on Microfluidics and 3D tumor models
Issue of 2020‒07‒05
three papers selected by
Nidhi Menon
Virginia Tech

  1. Sci Rep. 2020 Jul 02. 10(1): 10805
    Jain R, Chittiboyina S, Chang CL, Lelièvre SA, Savran CA.
      Models using 3D cell culture techniques are increasingly accepted as the most biofidelic in vitro representations of tissues for research. These models are generated using biomatrices and bulk populations of cells derived from tissues or cell lines. We present an alternate method to culture individually selected cells in relative isolation from the rest of the population under physiologically relevant matrix conditions. Matrix gel islands are spotted on a cell culture dish to act as support for receiving and culturing individual single cells; a glass capillary-based microfluidic setup is used to extract each desired single cell from a population and seed it on top of an island. Using examples of breast and colorectal cancers, we show that individual cells evolve into tumors or aspects of tumors displaying different characteristics of the initial cancer type and aggressiveness. By implementing a morphometry assay with luminal A breast cancer, we demonstrate the potential of the proposed approach to study phenotypic heterogeneity. Results reveal that intertumor heterogeneity increases with time in culture and that varying degrees of intratumor heterogeneity may originate from individually seeded cells. Moreover, we observe that a positive relationship exists between fast growing tumors and the size and heterogeneity of their nuclei.
  2. Lab Chip. 2020 Jul 02.
    Sewell-Loftin MK, Katz JB, George SC, Longmore GD.
      An improved understanding of biomechanical factors that control tumor development, including angiogenesis, could explain why few of the promising treatment strategies discovered via in vitro models translate well into in vivo or clinical studies. The ability to manipulate and in real-time study the multiple independent biomechanical properties on cellular activity has been limited, primarily due to limitations in traditional in vitro platforms or the inability to manipulate such factors in vivo. We present a novel microfluidic platform that mimics the vascularized tumor microenvironment with independent control of interstitial flow and mechanical strain. The microtissue platform design isolates mechanically-stimulated angiogenesis in the tumor microenvironment, by manipulating interstitial flow to eliminate soluble factors that could drive blood vessel growth. Our studies demonstrate that enhanced mechanical strain induced by cancer-associated fibroblasts (CAFs) promotes angiogenesis in microvasculature models, even when preventing diffusion of soluble factors to the growing vasculature. Moreover, small but significant decreases in micro-strains induced by inhibited CAFs were sufficient to reduce angiogenesis. Ultimately, we believe this platform represents a significant advancement in the ability to investigate biomechanical signals while controlling for biochemical signals, with a potential to be utilized in fields beyond cancer research.
  3. Altern Lab Anim. 2020 Jul 02. 261192920929701
    Nascimento-Gonçalves E, Ferreira R, Oliveira PA, Colaço BJA.

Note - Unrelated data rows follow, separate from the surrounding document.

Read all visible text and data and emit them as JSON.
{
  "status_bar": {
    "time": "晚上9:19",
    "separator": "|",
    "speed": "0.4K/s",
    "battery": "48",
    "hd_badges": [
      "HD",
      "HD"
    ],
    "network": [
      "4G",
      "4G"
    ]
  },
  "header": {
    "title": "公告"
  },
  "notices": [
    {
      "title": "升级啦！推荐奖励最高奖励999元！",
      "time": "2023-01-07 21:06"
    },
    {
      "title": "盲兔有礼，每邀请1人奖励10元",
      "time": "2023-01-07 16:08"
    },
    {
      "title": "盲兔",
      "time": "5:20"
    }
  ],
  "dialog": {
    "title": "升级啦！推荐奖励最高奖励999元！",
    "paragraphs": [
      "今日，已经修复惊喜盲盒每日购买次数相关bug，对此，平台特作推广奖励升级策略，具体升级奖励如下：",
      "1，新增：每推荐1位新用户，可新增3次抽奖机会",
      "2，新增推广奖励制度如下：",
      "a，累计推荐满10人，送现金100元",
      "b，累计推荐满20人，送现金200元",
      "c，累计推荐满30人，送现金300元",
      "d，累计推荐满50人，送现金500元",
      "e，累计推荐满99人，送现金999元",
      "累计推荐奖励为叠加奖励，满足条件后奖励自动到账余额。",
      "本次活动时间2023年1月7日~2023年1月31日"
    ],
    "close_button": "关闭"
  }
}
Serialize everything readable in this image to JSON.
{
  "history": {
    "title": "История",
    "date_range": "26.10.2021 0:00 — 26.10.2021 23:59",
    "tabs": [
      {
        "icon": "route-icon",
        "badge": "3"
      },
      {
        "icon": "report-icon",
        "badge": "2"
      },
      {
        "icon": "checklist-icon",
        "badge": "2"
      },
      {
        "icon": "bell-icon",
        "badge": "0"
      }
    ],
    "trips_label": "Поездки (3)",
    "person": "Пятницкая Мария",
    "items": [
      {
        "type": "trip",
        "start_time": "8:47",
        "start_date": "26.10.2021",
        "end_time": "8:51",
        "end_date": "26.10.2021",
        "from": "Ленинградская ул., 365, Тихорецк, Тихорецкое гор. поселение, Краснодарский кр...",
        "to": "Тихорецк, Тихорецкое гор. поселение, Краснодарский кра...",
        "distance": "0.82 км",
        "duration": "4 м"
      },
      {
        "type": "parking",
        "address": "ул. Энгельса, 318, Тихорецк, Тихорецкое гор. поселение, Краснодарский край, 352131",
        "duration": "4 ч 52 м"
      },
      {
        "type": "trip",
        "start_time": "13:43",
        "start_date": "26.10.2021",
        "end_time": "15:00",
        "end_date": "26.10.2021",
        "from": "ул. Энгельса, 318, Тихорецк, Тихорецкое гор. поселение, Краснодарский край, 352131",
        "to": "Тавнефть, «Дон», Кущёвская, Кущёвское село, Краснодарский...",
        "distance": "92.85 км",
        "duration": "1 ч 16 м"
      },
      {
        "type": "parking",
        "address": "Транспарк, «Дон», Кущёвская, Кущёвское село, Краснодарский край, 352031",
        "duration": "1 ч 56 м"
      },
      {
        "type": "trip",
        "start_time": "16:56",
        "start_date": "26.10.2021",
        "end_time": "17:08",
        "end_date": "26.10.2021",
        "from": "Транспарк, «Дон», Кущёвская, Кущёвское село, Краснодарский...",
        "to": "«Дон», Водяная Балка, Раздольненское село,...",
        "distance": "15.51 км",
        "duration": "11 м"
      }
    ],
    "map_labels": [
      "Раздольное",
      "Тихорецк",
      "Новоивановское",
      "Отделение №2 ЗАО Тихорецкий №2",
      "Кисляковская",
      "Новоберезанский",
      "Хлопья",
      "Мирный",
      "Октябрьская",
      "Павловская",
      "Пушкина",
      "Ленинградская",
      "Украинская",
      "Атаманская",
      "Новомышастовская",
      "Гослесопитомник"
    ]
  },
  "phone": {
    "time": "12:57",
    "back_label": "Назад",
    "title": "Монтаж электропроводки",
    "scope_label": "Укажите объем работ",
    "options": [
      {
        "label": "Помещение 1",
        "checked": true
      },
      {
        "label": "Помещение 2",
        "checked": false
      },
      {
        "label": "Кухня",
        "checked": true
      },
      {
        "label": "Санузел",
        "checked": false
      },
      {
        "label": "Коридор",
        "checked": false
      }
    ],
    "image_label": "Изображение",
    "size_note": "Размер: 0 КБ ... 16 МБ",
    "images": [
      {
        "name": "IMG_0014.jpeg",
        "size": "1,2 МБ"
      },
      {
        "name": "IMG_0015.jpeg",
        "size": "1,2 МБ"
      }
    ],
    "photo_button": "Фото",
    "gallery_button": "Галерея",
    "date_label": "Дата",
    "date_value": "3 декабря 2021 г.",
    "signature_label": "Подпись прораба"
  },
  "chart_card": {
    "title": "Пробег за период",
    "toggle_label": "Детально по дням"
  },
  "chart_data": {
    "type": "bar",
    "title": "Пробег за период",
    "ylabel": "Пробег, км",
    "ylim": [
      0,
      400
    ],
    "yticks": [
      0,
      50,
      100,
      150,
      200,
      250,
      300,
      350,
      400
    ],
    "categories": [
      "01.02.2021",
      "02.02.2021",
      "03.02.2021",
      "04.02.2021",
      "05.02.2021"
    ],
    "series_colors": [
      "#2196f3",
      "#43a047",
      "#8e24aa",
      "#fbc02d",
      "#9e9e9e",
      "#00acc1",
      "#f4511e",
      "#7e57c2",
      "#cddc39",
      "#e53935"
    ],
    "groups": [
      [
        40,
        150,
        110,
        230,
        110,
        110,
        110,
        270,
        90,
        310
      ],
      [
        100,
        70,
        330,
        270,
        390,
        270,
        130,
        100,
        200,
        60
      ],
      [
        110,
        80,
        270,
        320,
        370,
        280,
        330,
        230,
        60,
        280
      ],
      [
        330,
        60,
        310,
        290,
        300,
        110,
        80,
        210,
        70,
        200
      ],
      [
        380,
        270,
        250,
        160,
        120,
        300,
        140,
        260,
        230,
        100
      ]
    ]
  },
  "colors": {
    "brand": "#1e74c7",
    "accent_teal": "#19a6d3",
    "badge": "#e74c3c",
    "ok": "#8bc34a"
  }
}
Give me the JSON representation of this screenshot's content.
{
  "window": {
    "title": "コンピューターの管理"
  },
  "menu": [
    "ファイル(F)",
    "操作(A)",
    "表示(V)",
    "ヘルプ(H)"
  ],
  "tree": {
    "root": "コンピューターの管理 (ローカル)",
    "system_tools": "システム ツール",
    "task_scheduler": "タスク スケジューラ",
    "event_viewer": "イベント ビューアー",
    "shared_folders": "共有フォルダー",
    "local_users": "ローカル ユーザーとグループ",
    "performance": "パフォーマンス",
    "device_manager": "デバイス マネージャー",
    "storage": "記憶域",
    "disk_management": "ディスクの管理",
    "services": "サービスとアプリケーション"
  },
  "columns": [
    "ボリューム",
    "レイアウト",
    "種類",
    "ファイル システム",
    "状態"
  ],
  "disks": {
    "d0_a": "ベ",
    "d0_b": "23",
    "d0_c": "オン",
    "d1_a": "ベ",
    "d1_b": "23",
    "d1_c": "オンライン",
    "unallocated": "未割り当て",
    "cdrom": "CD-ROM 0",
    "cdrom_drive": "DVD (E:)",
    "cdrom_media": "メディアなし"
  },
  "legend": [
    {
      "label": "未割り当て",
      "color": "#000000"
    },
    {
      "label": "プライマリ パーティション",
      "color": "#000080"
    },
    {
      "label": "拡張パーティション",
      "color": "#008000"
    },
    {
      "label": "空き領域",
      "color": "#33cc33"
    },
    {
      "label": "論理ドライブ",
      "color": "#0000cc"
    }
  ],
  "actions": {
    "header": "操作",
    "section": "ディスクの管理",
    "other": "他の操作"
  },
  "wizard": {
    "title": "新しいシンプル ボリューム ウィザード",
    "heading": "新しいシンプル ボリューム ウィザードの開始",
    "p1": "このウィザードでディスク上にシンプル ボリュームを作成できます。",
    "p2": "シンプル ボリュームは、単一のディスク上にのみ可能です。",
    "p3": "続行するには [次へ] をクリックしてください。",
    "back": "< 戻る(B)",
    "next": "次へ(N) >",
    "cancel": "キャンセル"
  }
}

      Prostate cancer is one of the most commonly diagnosed cancers worldwide, particularly in elderly populations. To mitigate the expected increase in prostate cancer-related morbidity and mortality as a result of an expanding aged population, safer and more effective therapeutics are required. To this end, plenty of research is focusing on the mechanisms underlying cancer initiation and development, the metastatic process and on the discovery of new therapies. While animal models are used (mainly rats and mice) for the study of prostate cancer, alternative models and methods are increasingly being considered to replace, or at least reduce, the number of animals used in this particular field of research. In this review, we cover some of the alternative models that are currently available for use in the study of prostate cancer, including: mathematical models; 2-D and 3-D cell cultures; microfluidic devices; the chicken egg chorioallantoic membrane-based model; and zebrafish embryo-based models. The main advantages and limitations, as well as some examples of applications, are given for each type of model. According to our analysis, immortalised cell lines are still the most commonly used models in the field of prostate cancer research. However, the use of alternative models for prostate cancer research will likely become more prevalent in the coming years partly because of the increasing societal pressure to reduce the numbers of laboratory animals. In this context, the development and dissemination of effective non-animal alternative models assumes particular relevance and will be instrumental in leveraging their success. Taking these perspectives into account, we believe that technological advances will lead to more effective cell culture systems, namely 3-D cultures or organ-on-a-chip devices, which can be used to replace animal-based models in prostate cancer research.
    Keywords:  Three Rs; alternative methods; alternative models; animal experimentation; cancer; cancer models; prostate